Required action » Below are the records; copy each line in which "JSON" can be found.

Dataset entries »
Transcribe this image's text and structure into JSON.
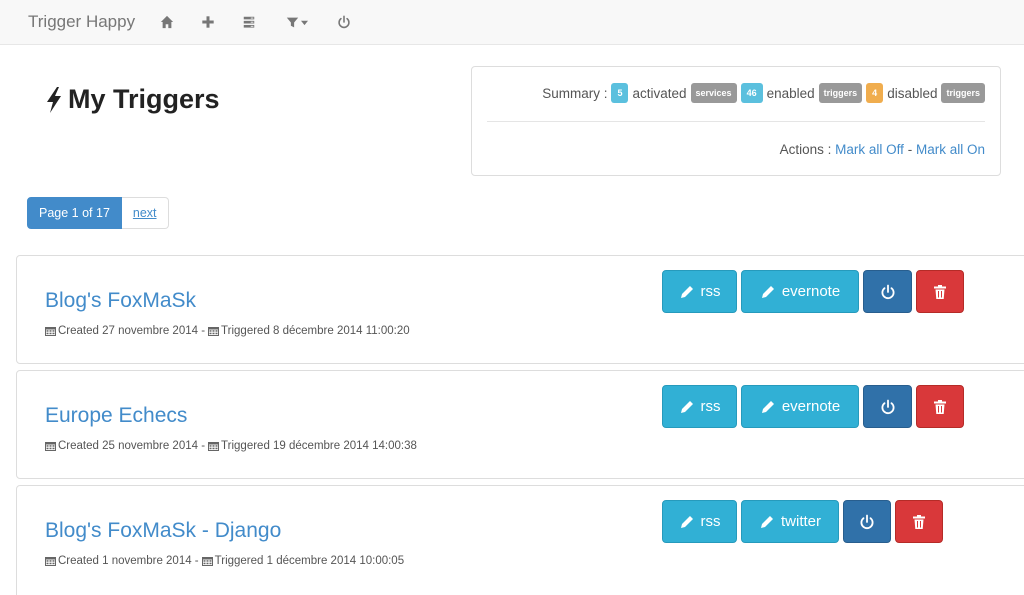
{
  "navbar": {
    "brand": "Trigger Happy",
    "icons": [
      "home-icon",
      "plus-icon",
      "list-icon",
      "filter-icon",
      "power-icon"
    ]
  },
  "header": {
    "title": "My Triggers"
  },
  "summary": {
    "label": "Summary :",
    "activated_count": "5",
    "activated_label": "activated",
    "services_tag": "services",
    "enabled_count": "46",
    "enabled_label": "enabled",
    "triggers_tag": "triggers",
    "disabled_count": "4",
    "disabled_label": "disabled",
    "disabled_tag": "triggers",
    "actions_label": "Actions :",
    "mark_all_off": "Mark all Off",
    "dash": "-",
    "mark_all_on": "Mark all On"
  },
  "pagination": {
    "current": "Page 1 of 17",
    "next": "next"
  },
  "triggers": [
    {
      "title": "Blog's FoxMaSk",
      "created": "Created 27 novembre 2014 -",
      "triggered": "Triggered 8 décembre 2014 11:00:20",
      "provider": "rss",
      "consumer": "evernote"
    },
    {
      "title": "Europe Echecs",
      "created": "Created 25 novembre 2014 -",
      "triggered": "Triggered 19 décembre 2014 14:00:38",
      "provider": "rss",
      "consumer": "evernote"
    },
    {
      "title": "Blog's FoxMaSk - Django",
      "created": "Created 1 novembre 2014 -",
      "triggered": "Triggered 1 décembre 2014 10:00:05",
      "provider": "rss",
      "consumer": "twitter"
    }
  ],
  "colors": {
    "link": "#428bca",
    "info": "#31b0d5",
    "primary": "#3071a9",
    "danger": "#d9383a",
    "warning": "#f0ad4e"
  }
}
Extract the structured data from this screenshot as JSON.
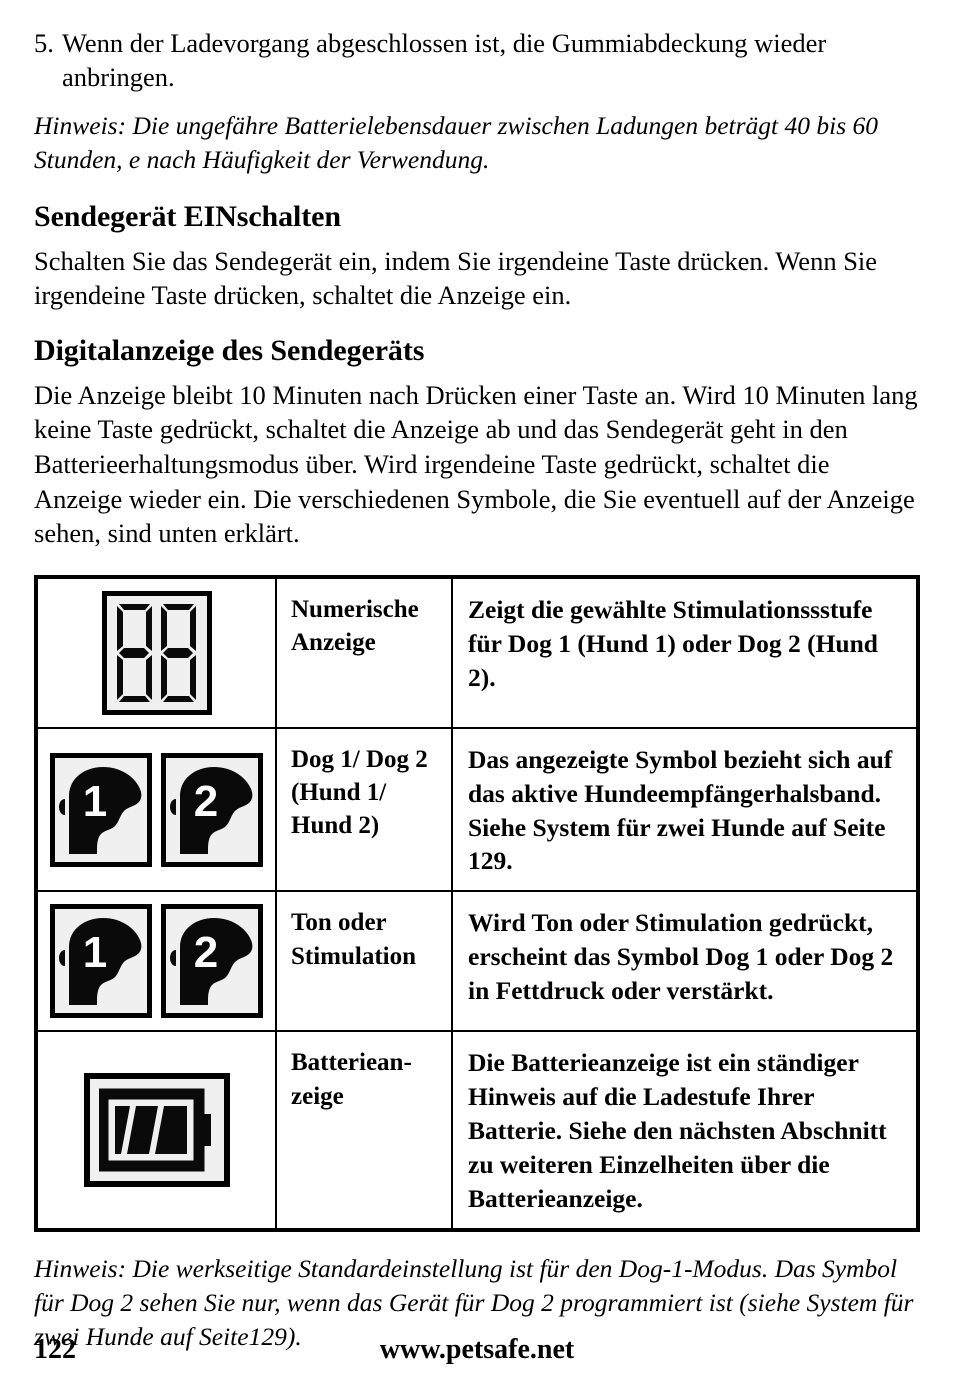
{
  "step": {
    "number": "5.",
    "text": "Wenn der Ladevorgang abgeschlossen ist, die Gummiabdeckung wieder anbringen."
  },
  "note_top": "Hinweis: Die ungefähre Batterielebensdauer zwischen Ladungen beträgt 40 bis 60 Stunden, e nach Häufigkeit der Verwendung.",
  "section_power": {
    "heading": "Sendegerät EINschalten",
    "body": "Schalten Sie das Sendegerät ein, indem Sie irgendeine Taste drücken. Wenn Sie irgendeine Taste drücken, schaltet die Anzeige ein."
  },
  "section_display": {
    "heading": "Digitalanzeige des Sendegeräts",
    "body": "Die Anzeige bleibt 10 Minuten nach Drücken einer Taste an. Wird 10 Minuten lang keine Taste gedrückt, schaltet die Anzeige ab und das Sendegerät geht in den Batterieerhaltungsmodus über. Wird irgendeine Taste gedrückt, schaltet die Anzeige wieder ein. Die verschiedenen Symbole, die Sie eventuell auf der Anzeige sehen, sind unten erklärt."
  },
  "symbol_table": {
    "rows": [
      {
        "icon": "seven-segment-display-icon",
        "icon_value": "88",
        "label": "Numerische Anzeige",
        "description": "Zeigt die gewählte Stimulationssstufe für Dog 1 (Hund 1) oder Dog 2 (Hund 2)."
      },
      {
        "icon": "dog-head-pair-icon",
        "icon_value": "1 2",
        "label": "Dog 1/ Dog 2 (Hund 1/ Hund 2)",
        "description": "Das angezeigte Symbol bezieht sich auf das aktive Hundeempfängerhalsband. Siehe System für zwei Hunde auf Seite 129."
      },
      {
        "icon": "dog-head-pair-icon",
        "icon_value": "1 2",
        "label": "Ton oder Stimulation",
        "description": "Wird Ton oder Stimulation gedrückt, erscheint das Symbol Dog 1 oder Dog 2 in Fettdruck oder verstärkt."
      },
      {
        "icon": "battery-indicator-icon",
        "icon_value": "3 bars",
        "label": "Batteriean- zeige",
        "description": "Die Batterieanzeige ist ein ständiger Hinweis auf die Ladestufe Ihrer Batterie. Siehe den nächsten Abschnitt zu weiteren Einzelheiten über die Batterieanzeige."
      }
    ]
  },
  "note_bottom": "Hinweis: Die werkseitige Standardeinstellung ist für den Dog-1-Modus. Das Symbol für Dog 2 sehen Sie nur, wenn das Gerät für Dog 2 programmiert ist (siehe System für zwei Hunde auf Seite129).",
  "footer": {
    "page_number": "122",
    "site_url": "www.petsafe.net"
  }
}
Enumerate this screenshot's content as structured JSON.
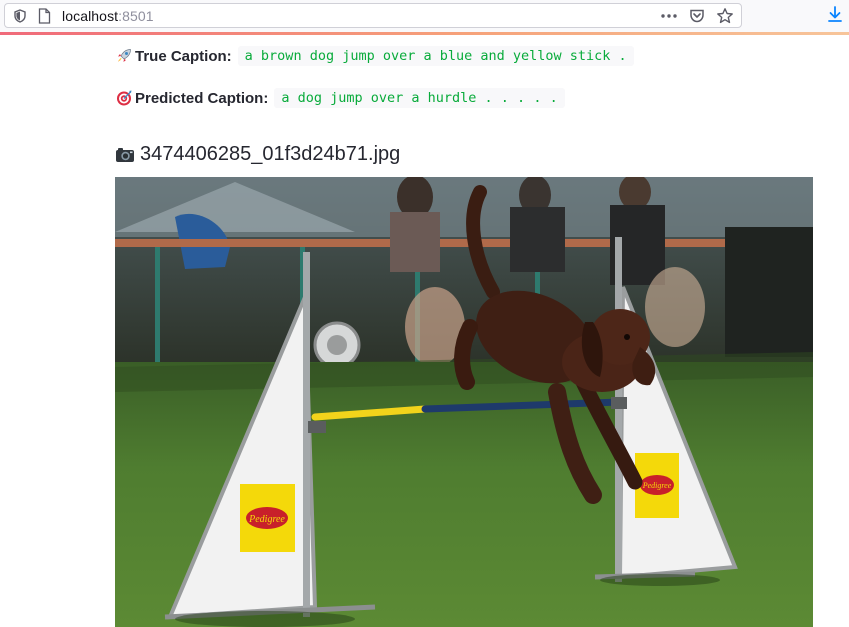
{
  "browser": {
    "url_host": "localhost",
    "url_port": ":8501",
    "icons": [
      "shield-icon",
      "page-icon",
      "more-icon",
      "pocket-icon",
      "bookmark-star-icon",
      "download-icon"
    ]
  },
  "true_caption": {
    "label": "True Caption:",
    "text": "a brown dog jump over a blue and yellow stick ."
  },
  "predicted_caption": {
    "label": "Predicted Caption:",
    "text": "a dog jump over a hurdle . . . . ."
  },
  "image": {
    "filename": "3474406285_01f3d24b71.jpg",
    "brand_text": "Pedigree"
  },
  "colors": {
    "code_text": "#09ab3b",
    "code_bg": "#f8f8fa",
    "download_blue": "#0a84ff"
  }
}
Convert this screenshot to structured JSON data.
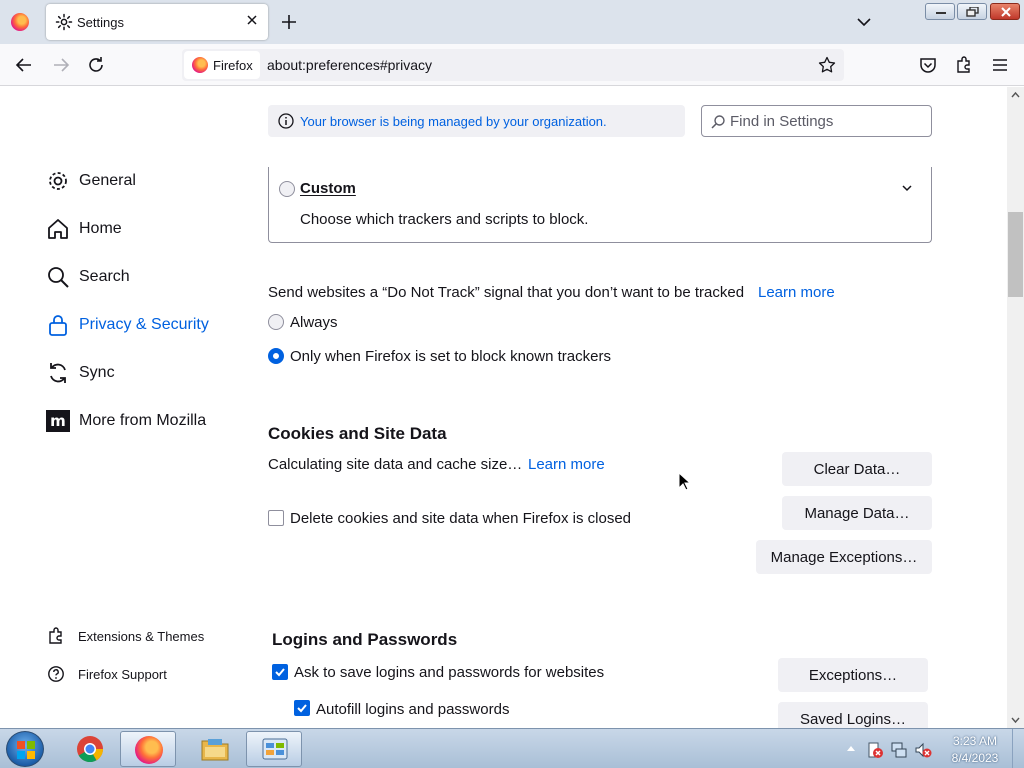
{
  "window": {
    "tab_title": "Settings"
  },
  "navbar": {
    "identity_label": "Firefox",
    "url": "about:preferences#privacy"
  },
  "banner": {
    "managed_text": "Your browser is being managed by your organization."
  },
  "search": {
    "placeholder": "Find in Settings"
  },
  "sidebar": {
    "items": [
      {
        "label": "General",
        "icon": "gear-icon"
      },
      {
        "label": "Home",
        "icon": "home-icon"
      },
      {
        "label": "Search",
        "icon": "search-icon"
      },
      {
        "label": "Privacy & Security",
        "icon": "lock-icon",
        "selected": true
      },
      {
        "label": "Sync",
        "icon": "sync-icon"
      },
      {
        "label": "More from Mozilla",
        "icon": "mozilla-icon"
      }
    ],
    "footer": [
      {
        "label": "Extensions & Themes",
        "icon": "puzzle-icon"
      },
      {
        "label": "Firefox Support",
        "icon": "help-icon"
      }
    ]
  },
  "tracking": {
    "custom_label": "Custom",
    "custom_desc": "Choose which trackers and scripts to block.",
    "dnt_text": "Send websites a “Do Not Track” signal that you don’t want to be tracked",
    "learn_more": "Learn more",
    "always": "Always",
    "only_when": "Only when Firefox is set to block known trackers"
  },
  "cookies": {
    "heading": "Cookies and Site Data",
    "calc_text": "Calculating site data and cache size…",
    "learn_more": "Learn more",
    "clear_button": "Clear Data…",
    "manage_button": "Manage Data…",
    "exceptions_button": "Manage Exceptions…",
    "delete_label": "Delete cookies and site data when Firefox is closed",
    "delete_checked": false
  },
  "logins": {
    "heading": "Logins and Passwords",
    "ask_label": "Ask to save logins and passwords for websites",
    "ask_checked": true,
    "autofill_label": "Autofill logins and passwords",
    "autofill_checked": true,
    "exceptions_button": "Exceptions…",
    "saved_button": "Saved Logins…"
  },
  "taskbar": {
    "time": "3:23 AM",
    "date": "8/4/2023",
    "apps": [
      "chrome-icon",
      "firefox-icon",
      "file-explorer-icon",
      "control-panel-icon"
    ]
  },
  "colors": {
    "accent": "#0061e0",
    "tabstrip": "#dce3ec",
    "taskbar": "#a9bfd6"
  }
}
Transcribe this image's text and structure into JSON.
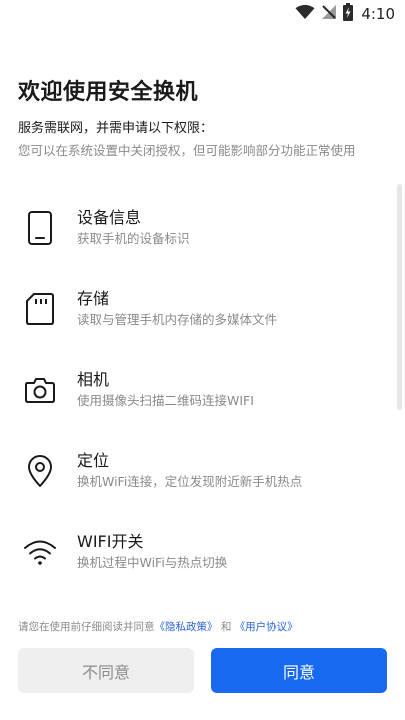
{
  "status_bar": {
    "time": "4:10",
    "icons": [
      "wifi-icon",
      "no-signal-icon",
      "battery-charging-icon"
    ]
  },
  "header": {
    "title": "欢迎使用安全换机",
    "subtitle": "服务需联网，并需申请以下权限：",
    "note": "您可以在系统设置中关闭授权，但可能影响部分功能正常使用"
  },
  "permissions": [
    {
      "icon": "phone-icon",
      "name": "设备信息",
      "desc": "获取手机的设备标识"
    },
    {
      "icon": "sd-card-icon",
      "name": "存储",
      "desc": "读取与管理手机内存储的多媒体文件"
    },
    {
      "icon": "camera-icon",
      "name": "相机",
      "desc": "使用摄像头扫描二维码连接WIFI"
    },
    {
      "icon": "location-icon",
      "name": "定位",
      "desc": "换机WiFi连接，定位发现附近新手机热点"
    },
    {
      "icon": "wifi-icon",
      "name": "WIFI开关",
      "desc": "换机过程中WiFi与热点切换"
    }
  ],
  "consent": {
    "prefix": "请您在使用前仔细阅读并同意",
    "privacy_link": "《隐私政策》",
    "and": "和",
    "user_link": "《用户协议》"
  },
  "buttons": {
    "disagree": "不同意",
    "agree": "同意"
  },
  "colors": {
    "accent": "#1769f0",
    "link": "#2a63d8",
    "secondary_text": "#8a8a8a",
    "disabled_button_bg": "#efefef"
  }
}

Answer section »
Transcribe this image's text and structure into JSON.
Extract the structured data from this screenshot as JSON.
Enumerate this screenshot's content as structured JSON.
Convert this screenshot to structured JSON data.
Transcribe this image's text and structure into JSON.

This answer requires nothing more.